Kick the bucket

Though this idiom sounds funny, this one actually has a sad meaning. Kick the bucket is an informal or slang term meaning to die. The original reference for this is still unclear as kicking a bucket isn’t associated with dying, however one theory is that in the 16th century the wooden frame used to hold up animals for slaughter was called a bucket, and as they would struggle before death, hence kick the bucket was born.

“The old horse kicked the bucket today – poor thing.”

Bob’s your uncle
This quirky idiom originating from Britain roughly means “it’s as easy as that”, and is often used immediately after simple instructions to indicate that the process or action is very simple. Dating back to 1887, this phase comes from when the British Prime Minister at the time, Robert Cecil (Lord Sailsbury) appointed his nephew Arthur Balfour to the prestigious post of Chief Secretary for Ireland. The phrase was coined when Arthur referred to the Prime Minister as “uncle Bob” – clearly it was very easy to gain a successful position if Bob’s your uncle!

Example: “You want to reach the town centre? Go straight on till you reach the church, take the first right and Bob’s your uncle – you’re there!”

Head in the clouds

This idiom is for the daydreamers – to have your head in the clouds is to be out of touch with the everyday world and to be living in a fantasy land, making you naive and unrealistic.
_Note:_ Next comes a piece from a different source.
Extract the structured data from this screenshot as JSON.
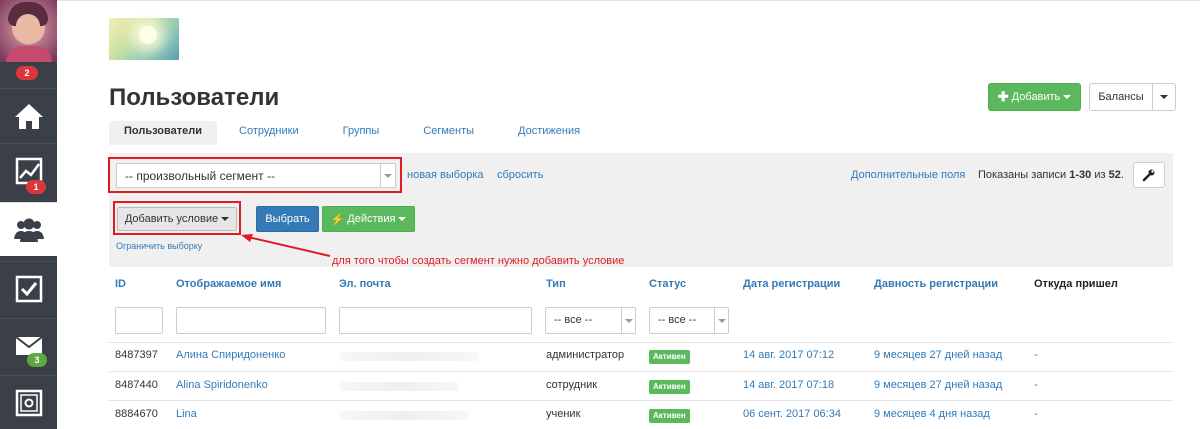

Though it sounds nice to be living in your own world, this idiom is not used as a compliment and the speaker is usually trying to get the listener to consider the facts or reality of the situation.

“Marnie thinks we could drive to Scotland in just two hours – she has her head in the clouds if she thinks it’ll be that quick!”

The lights are on but nobody’s home
Similar in meaning to “head in the clouds”, the lights are on but nobody’s home is a light-hearted way of suggesting that a person lacks awareness or intelligence, and is also used when someone does not react to your question because they are distracted by something else. We believe it is based on if you go to a house and the lights are on you presume someone’s at home – so in the case of a person they appear to be “there” but they are not, they are distracted or are stupid.

“Where do you want to go for lunch Sam?”
*no reply*
“Sam?!! The lights are on but nobody’s home!!”

These are just 10 of our favourite idioms – have you heard of any others? Start a discussion with us in the comments or on Facebook and Twitter!

Written by Alissa Johnson